Aaron Levie — Co-Founder and Chief Executive Officer

Yes, so I’d say that the linearity was fairly similar to what we typically see, we would describe the macro pressure kind of building over the back half of the year incrementally. So — but no significant differences, especially in terms of the inter-quarter linearity that we typically see in a fourth quarter. And then in terms of the scrutiny that’s kind of same general trend as kind of overall macro impacts, which was no there really weren’t any particular areas that saw heightened scrutiny. I think it’s just a more cautious IT spending environment kind of across the board.

Cynthia Hiponia — Vice President of Investor Relations

Thank you.

Operator

Your next question comes from the line of Nick Mattiacci from Craig-Hallum. Your line is open.

Nick Mattiacci — Craig Hallum — Analyst

Hi, this is Nick on for Chad Bennett. Thanks for taking our questions. So at the Analyst Day last year, you talked about targeting more than 50% of your revenue coming from suites in FY ’25. So with that penetration rate already up to 46% exit in the past year, is there a reason why Suites penetration should level off here as we near the 50% level? Or have your thoughts changed where that penetration rate can go over the next couple of years?

Dylan Smith — Co-Founder and Chief Financial Officer

Yes. So that’s an area that we have been very pleased with the momentum. So certainly, kind of Suites adoption where we are at the moment is ahead of what we had expected a year ago. So certainly, from a timing standpoint, we would expect to reach that kind of 50% plus milestone sooner than we thought a year ago, and we’ll certainly provide more details as we get into the longer term thinking at our Analyst Day. And then in terms of where we see suites headed, as optimistic as ever that steady state the significant majority of our revenue is going to be coming from Suites customers.

Nick Mattiacci — Craig Hallum — Analyst

Awesome.
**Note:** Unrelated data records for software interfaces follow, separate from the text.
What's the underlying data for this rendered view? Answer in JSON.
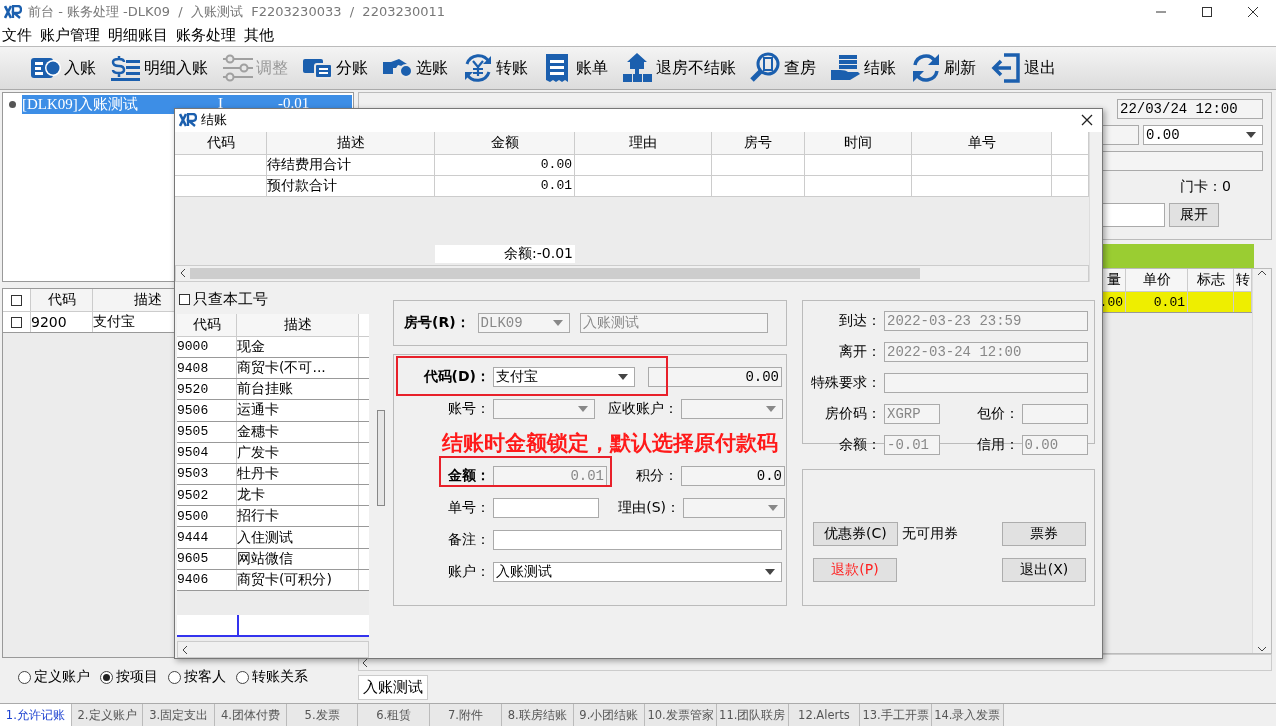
{
  "window": {
    "title": "前台 - 账务处理 -DLK09  /  入账测试  F2203230033  /  2203230011"
  },
  "menu": [
    "文件",
    "账户管理",
    "明细账目",
    "账务处理",
    "其他"
  ],
  "toolbar": [
    {
      "label": "入账",
      "kind": "cash",
      "disabled": false
    },
    {
      "label": "明细入账",
      "kind": "list",
      "disabled": false
    },
    {
      "label": "调整",
      "kind": "sliders",
      "disabled": true
    },
    {
      "label": "分账",
      "kind": "split",
      "disabled": false
    },
    {
      "label": "选账",
      "kind": "hand",
      "disabled": false
    },
    {
      "label": "转账",
      "kind": "cycle",
      "disabled": false
    },
    {
      "label": "账单",
      "kind": "bill",
      "disabled": false
    },
    {
      "label": "退房不结账",
      "kind": "house",
      "disabled": false
    },
    {
      "label": "查房",
      "kind": "search",
      "disabled": false
    },
    {
      "label": "结账",
      "kind": "money",
      "disabled": false
    },
    {
      "label": "刷新",
      "kind": "refresh",
      "disabled": false
    },
    {
      "label": "退出",
      "kind": "exit",
      "disabled": false
    }
  ],
  "account_list": [
    {
      "label": "[DLK09]入账测试",
      "flag": "I",
      "amount": "-0.01",
      "selected": true
    }
  ],
  "item_table": {
    "header_checked": false,
    "columns": [
      "代码",
      "描述"
    ],
    "rows": [
      {
        "code": "9200",
        "description": "支付宝",
        "checked": false
      }
    ]
  },
  "view_options": [
    {
      "label": "定义账户",
      "selected": false
    },
    {
      "label": "按项目",
      "selected": true
    },
    {
      "label": "按客人",
      "selected": false
    },
    {
      "label": "转账关系",
      "selected": false
    }
  ],
  "guest_info": {
    "departure": "22/03/24 12:00",
    "deposit": "0.00",
    "card": "门卡：0",
    "expand_button": "展开"
  },
  "charges_table": {
    "columns": [
      "量",
      "单价",
      "标志",
      "转"
    ],
    "rows": [
      {
        "cells": [
          ".00",
          "0.01"
        ]
      }
    ]
  },
  "account_tab": "入账测试",
  "status_tabs": [
    {
      "label": "1.允许记账",
      "selected": true
    },
    {
      "label": "2.定义账户",
      "selected": false
    },
    {
      "label": "3.固定支出",
      "selected": false
    },
    {
      "label": "4.团体付费",
      "selected": false
    },
    {
      "label": "5.发票",
      "selected": false
    },
    {
      "label": "6.租赁",
      "selected": false
    },
    {
      "label": "7.附件",
      "selected": false
    },
    {
      "label": "8.联房结账",
      "selected": false
    },
    {
      "label": "9.小团结账",
      "selected": false
    },
    {
      "label": "10.发票管家",
      "selected": false
    },
    {
      "label": "11.团队联房",
      "selected": false
    },
    {
      "label": "12.Alerts",
      "selected": false
    },
    {
      "label": "13.手工开票",
      "selected": false
    },
    {
      "label": "14.录入发票",
      "selected": false
    }
  ],
  "checkout_dialog": {
    "title": "结账",
    "summary_table": {
      "columns": [
        "代码",
        "描述",
        "金额",
        "理由",
        "房号",
        "时间",
        "单号"
      ],
      "rows": [
        {
          "description": "待结费用合计",
          "amount": "0.00"
        },
        {
          "description": "预付款合计",
          "amount": "0.01"
        }
      ],
      "balance": "余额:-0.01"
    },
    "own_only": {
      "label": "只查本工号",
      "checked": false
    },
    "payment_codes": {
      "columns": [
        "代码",
        "描述"
      ],
      "rows": [
        {
          "code": "9000",
          "description": "现金"
        },
        {
          "code": "9408",
          "description": "商贸卡(不可..."
        },
        {
          "code": "9520",
          "description": "前台挂账"
        },
        {
          "code": "9506",
          "description": "运通卡"
        },
        {
          "code": "9505",
          "description": "金穗卡"
        },
        {
          "code": "9504",
          "description": "广发卡"
        },
        {
          "code": "9503",
          "description": "牡丹卡"
        },
        {
          "code": "9502",
          "description": "龙卡"
        },
        {
          "code": "9500",
          "description": "招行卡"
        },
        {
          "code": "9444",
          "description": "入住测试"
        },
        {
          "code": "9605",
          "description": "网站微信"
        },
        {
          "code": "9406",
          "description": "商贸卡(可积分)"
        }
      ]
    },
    "room": {
      "label": "房号(R)：",
      "code": "DLK09",
      "name": "入账测试"
    },
    "payment": {
      "code_label": "代码(D)：",
      "code": "支付宝",
      "code_amount": "0.00",
      "account_no_label": "账号：",
      "receivable_label": "应收账户：",
      "annotation": "结账时金额锁定，默认选择原付款码",
      "amount_label": "金额：",
      "amount": "0.01",
      "points_label": "积分：",
      "points": "0.0",
      "bill_no_label": "单号：",
      "reason_label": "理由(S)：",
      "remark_label": "备注：",
      "account_label": "账户：",
      "account": "入账测试"
    },
    "stay": {
      "arrival_label": "到达：",
      "arrival": "2022-03-23 23:59",
      "departure_label": "离开：",
      "departure": "2022-03-24 12:00",
      "special_label": "特殊要求：",
      "rate_label": "房价码：",
      "rate": "XGRP",
      "package_label": "包价：",
      "balance_label": "余额：",
      "balance": "-0.01",
      "credit_label": "信用：",
      "credit": "0.00"
    },
    "actions": {
      "coupon": "优惠券(C)",
      "coupon_note": "无可用券",
      "ticket": "票券",
      "refund": "退款(P)",
      "exit": "退出(X)"
    }
  }
}
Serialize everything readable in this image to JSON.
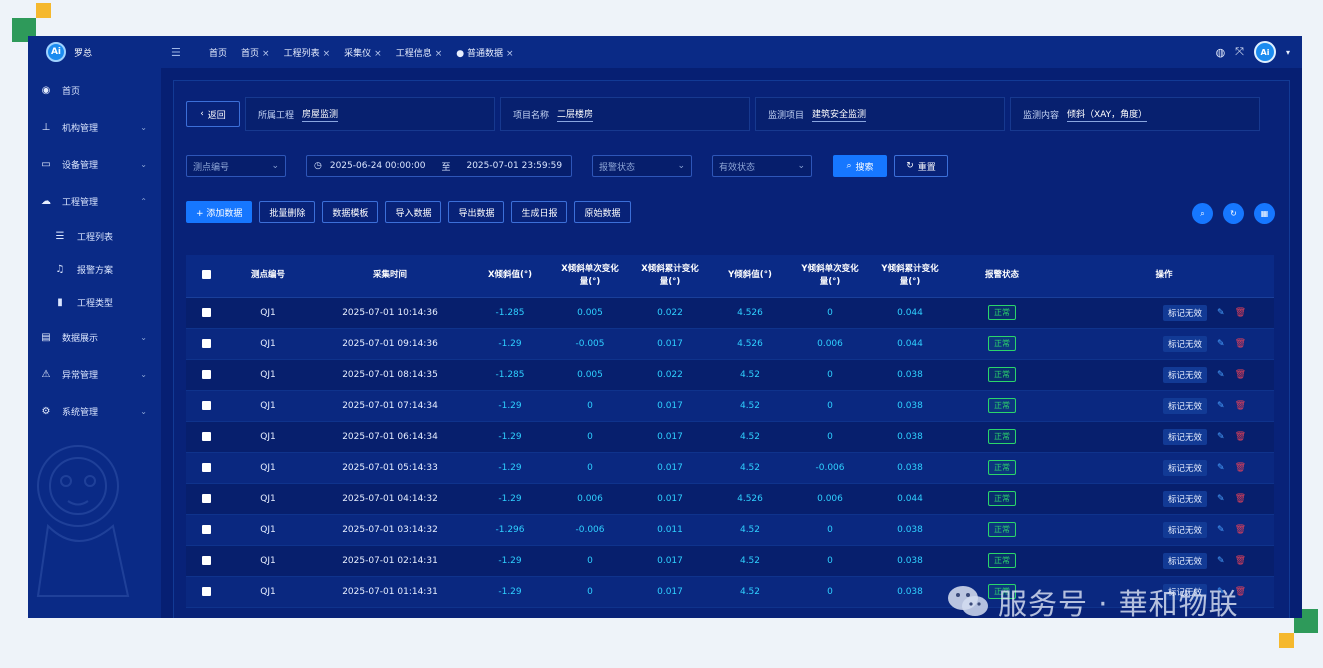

Thank you.

Operator

This concludes our question-and-answer session. Ms. Cynthia Hiponia, I turn the call-back over to you.

Cynthia Hiponia — Vice President of Investor Relations

Great. Thank you, operator. Thank you, everyone, for joining us on the call. We look forward to seeing many of you at our New York Analyst Day on March 14, and we look forward to updating everyone at that time. Have a good day.

Operator

[Operator Closing Remarks]

Disclaimer

This transcript is produced by AlphaStreet, Inc. While we strive to produce the best transcripts, it may contain misspellings and other inaccuracies. This transcript is provided as is without express or implied warranties of any kind. As with all our articles, AlphaStreet, Inc. does not assume any responsibility for your use of this content, and we strongly encourage you to do your own research, including listening to the call yourself and reading the company’s SEC filings. Neither the information nor any opinion expressed in this transcript constitutes a solicitation of the purchase or sale of securities or commodities. Any opinion expressed in the transcript does not necessarily reflect the views of AlphaStreet, Inc.

© COPYRIGHT 2021, AlphaStreet, Inc. All rights reserved. Any reproduction, redistribution or retransmission is expressly prohibited.

Most Popular

Infographic: How Macy’s (M) performed in Q4 2023 financial results

Macy’s, Inc. (NYSE: M) reported fourth quarter 2023 earnings results today. Net sales were $8.1 billion, down 1.7% versus the same period a year ago. Total revenue dropped to $8.37

AZO Earnings: AutoZone’s Q2 2024 earnings rise on higher sales

AutoZone, Inc. (NYSE: AZO) announced financial results for the second quarter of 2024, reporting higher sales and net profit. The company had a total of 7,191 stores open at the end

SJM Earnings: Key quarterly highlights from J.M. Smucker’s Q3 2024 financial results

The J.M. Smucker Co. (NYSE: SJM) reported third quarter 2024 earnings results today. Net sales increased 1% year-over-year to $2.23 billion. Comparable sales increased 6%. Net income decreased 42% to

Add Comment
Loading...
Cancel
Viewing Highlight
Loading...
Highlight
Close
Top